After a stop on Java, the bulk of the ship’s cargo—resin, ivory, and spices—would be goods for the Chinese market. Unless the merchants intended to continue on to the Spice Islands, this would be the only point in the voyage where all merchandise on board was intended for a single destination. The ship could therefore end its voyage in the same port it began, selling its entire cargo and paying out its investors before setting off again.
The ship never reached Java, however. It sank under the waves some distance off the Sumatran coast, to be preserved on the seafloor until the modern day.
The Chinese Shipwreck As A Thread in the Tapestry
Trade networks are as a messy spaghetti tangle when looked at from the human level. But out of the chaos and din of wharfside commerce, certain patterns emerge in a broader perspective.
During this time in particular, the whole of Eurasia and Africa consisted of interlinked zones of trade. Seas and landmasses composed these zones, wherein neighboring countries carried on particularly intense commerce.
The coasts and islands of Southeast Asia formed one such zone. The countries surrounding the Bay of Bengal were another. The Arabian Sea littoral yet a third. Each zone overlapped with its neighbors, like a Venn diagram of many spheres. Together, they created a vast and intricate network of trade that allowed goods to flow between the Far East to Western Europe without direct contact.
The Chinese shipwreck gives us a small window into that world. The ship, traveling a modest circular itinerary, carried goods from several different lands located thousands of miles apart.

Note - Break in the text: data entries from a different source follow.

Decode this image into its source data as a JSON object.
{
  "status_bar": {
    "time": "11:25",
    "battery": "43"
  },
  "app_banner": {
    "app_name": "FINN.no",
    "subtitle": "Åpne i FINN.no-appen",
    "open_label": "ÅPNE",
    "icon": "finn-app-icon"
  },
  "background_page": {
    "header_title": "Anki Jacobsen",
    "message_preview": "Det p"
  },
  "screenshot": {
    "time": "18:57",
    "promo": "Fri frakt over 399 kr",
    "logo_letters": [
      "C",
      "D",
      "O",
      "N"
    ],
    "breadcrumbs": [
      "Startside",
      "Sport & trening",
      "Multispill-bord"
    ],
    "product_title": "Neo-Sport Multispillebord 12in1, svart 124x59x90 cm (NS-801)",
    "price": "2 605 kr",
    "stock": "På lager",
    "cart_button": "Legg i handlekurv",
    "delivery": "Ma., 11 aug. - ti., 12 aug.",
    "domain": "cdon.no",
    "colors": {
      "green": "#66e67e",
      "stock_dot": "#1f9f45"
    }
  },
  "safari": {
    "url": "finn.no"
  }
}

Glimpses such as these are rare and fleeting, but incredibly tantalizing. Taken altogether, they form a vivid and detailed picture of this incredible world, which only more research and exploration can fill out.